We continue to receive feedback like this on our renewed southern Utah focus: “I admire Mark Eddington for doing the extensive work that was clearly necessary to thoroughly and accurately bring this story into public view. Journalism still matters, especially when we have a newspaper like The Salt Lake Tribune and journalists like Eddington. Utah is fortunate to have The Tribune. Southern Utah is fortunate to have Eddington reporting on what happens in our part of the state.”

Sharing the news in Spanish

With support from the American Press Institute, The Tribune published a Spanish-language voter guide that was circulated on the west side of the valley. We originated reporting in concerns the community had shared with us previously, including education, and when we went to pick up a copy on election day, all 11 locations were out of the 5,000 copies that were shared. See our midterm election reporting here.

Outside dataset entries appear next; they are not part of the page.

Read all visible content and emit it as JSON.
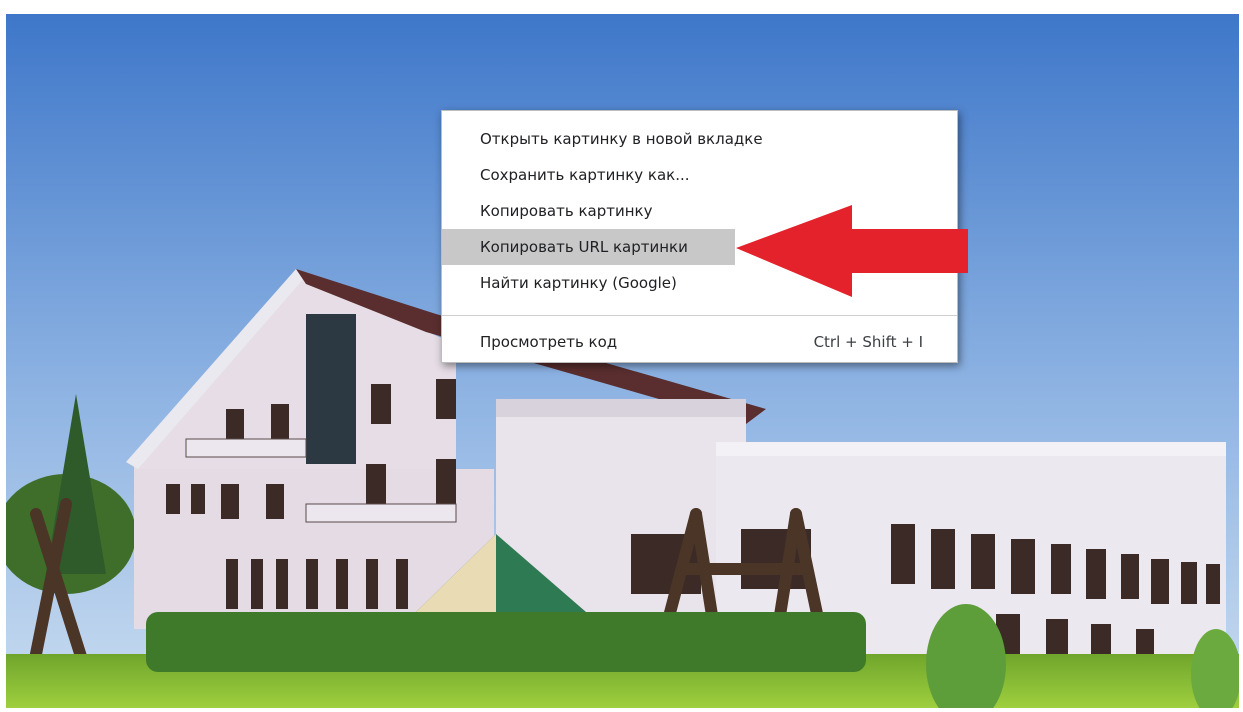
{
  "menu": {
    "items": [
      {
        "label": "Открыть картинку в новой вкладке"
      },
      {
        "label": "Сохранить картинку как..."
      },
      {
        "label": "Копировать картинку"
      },
      {
        "label": "Копировать URL картинки",
        "highlighted": true
      },
      {
        "label": "Найти картинку (Google)"
      }
    ],
    "inspect": {
      "label": "Просмотреть код",
      "shortcut": "Ctrl + Shift + I"
    }
  },
  "colors": {
    "sky_top": "#3e77c9",
    "sky_bottom": "#bcd3ee",
    "arrow": "#e3222b",
    "highlight": "#c8c8c8"
  },
  "icons": {
    "arrow": "red-left-arrow-icon"
  }
}
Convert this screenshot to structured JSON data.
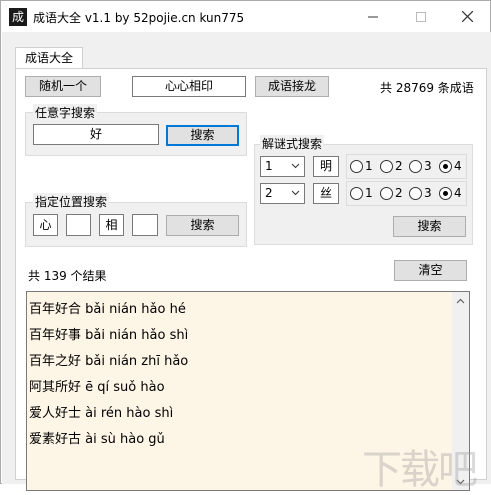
{
  "window": {
    "title": "成语大全 v1.1 by 52pojie.cn kun775",
    "icon_char": "成"
  },
  "tab": {
    "label": "成语大全"
  },
  "top": {
    "random_button": "随机一个",
    "current_idiom": "心心相印",
    "chain_button": "成语接龙",
    "count_text": "共 28769 条成语"
  },
  "any_search": {
    "group_label": "任意字搜索",
    "input_value": "好",
    "search_button": "搜索"
  },
  "position_search": {
    "group_label": "指定位置搜索",
    "chars": [
      "心",
      "",
      "相",
      ""
    ],
    "search_button": "搜索"
  },
  "riddle_search": {
    "group_label": "解谜式搜索",
    "rows": [
      {
        "combo_value": "1",
        "char": "明",
        "options": [
          "1",
          "2",
          "3",
          "4"
        ],
        "selected": "4"
      },
      {
        "combo_value": "2",
        "char": "丝",
        "options": [
          "1",
          "2",
          "3",
          "4"
        ],
        "selected": "4"
      }
    ],
    "search_button": "搜索"
  },
  "results": {
    "summary": "共 139 个结果",
    "clear_button": "清空",
    "lines": [
      "百年好合 bǎi nián hǎo hé",
      "百年好事 bǎi nián hǎo shì",
      "百年之好 bǎi nián zhī hǎo",
      "阿其所好 ē qí suǒ hào",
      "爱人好士 ài rén hào shì",
      "爱素好古 ài sù hào gǔ"
    ]
  },
  "watermark": "下载吧"
}
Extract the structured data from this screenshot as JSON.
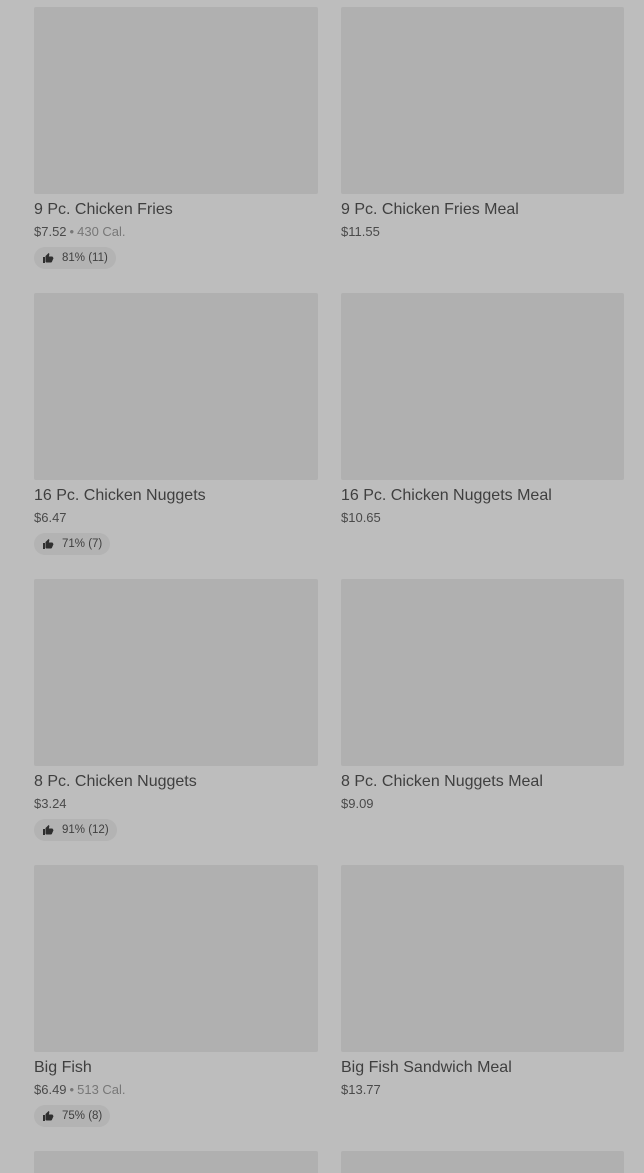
{
  "rows": [
    {
      "left": {
        "name": "9 Pc. Chicken Fries",
        "price": "$7.52",
        "calories": "430 Cal.",
        "rating": "81% (11)"
      },
      "right": {
        "name": "9 Pc. Chicken Fries Meal",
        "price": "$11.55"
      }
    },
    {
      "left": {
        "name": "16 Pc. Chicken Nuggets",
        "price": "$6.47",
        "rating": "71% (7)"
      },
      "right": {
        "name": "16 Pc. Chicken Nuggets Meal",
        "price": "$10.65"
      }
    },
    {
      "left": {
        "name": "8 Pc. Chicken Nuggets",
        "price": "$3.24",
        "rating": "91% (12)"
      },
      "right": {
        "name": "8 Pc. Chicken Nuggets Meal",
        "price": "$9.09"
      }
    },
    {
      "left": {
        "name": "Big Fish",
        "price": "$6.49",
        "calories": "513 Cal.",
        "rating": "75% (8)"
      },
      "right": {
        "name": "Big Fish Sandwich Meal",
        "price": "$13.77"
      }
    }
  ],
  "icons": {
    "rating": "thumbs-up-icon"
  }
}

We regularly publish reporting in English and Spanish, guided by feedback from listening sessions around what issues are important to Spanish speakers in our community – health and politics. You can find our Spanish reporting here.

Pro Bono Legal Support

Increasingly, it’s become more common for Tribune reporters to get the same answer when they ask for a public record: No. With help from 5 local law firms, we launched the Pro Bono GRAMA initiative, in which local lawyers help The Tribune fight for open records. Read about it here.

(Chris Samuels | The Salt Lake Tribune) The Salt Lake Tribune Building.

News in text

The Tribune launched a text-messaging option for receiving election-related news and updates in both English and Spanish, in an effort to reach those people who may not have access to sltrib.com or the printed paper or for those who prefer SMS. We shared reminders for registration deadlines and other key dates and shared important stories. As the election has ended, we continue to send occasional text updates in English on major political news, including updates from the state legislative session.

(Rick Egan | The Salt Lake Tribune)
(Leah Hogsten | The Salt Lake Tribune)
(Francisco Kjolseth | The Salt Lake Tribune)
(Trent Nelson | The Salt Lake Tribune)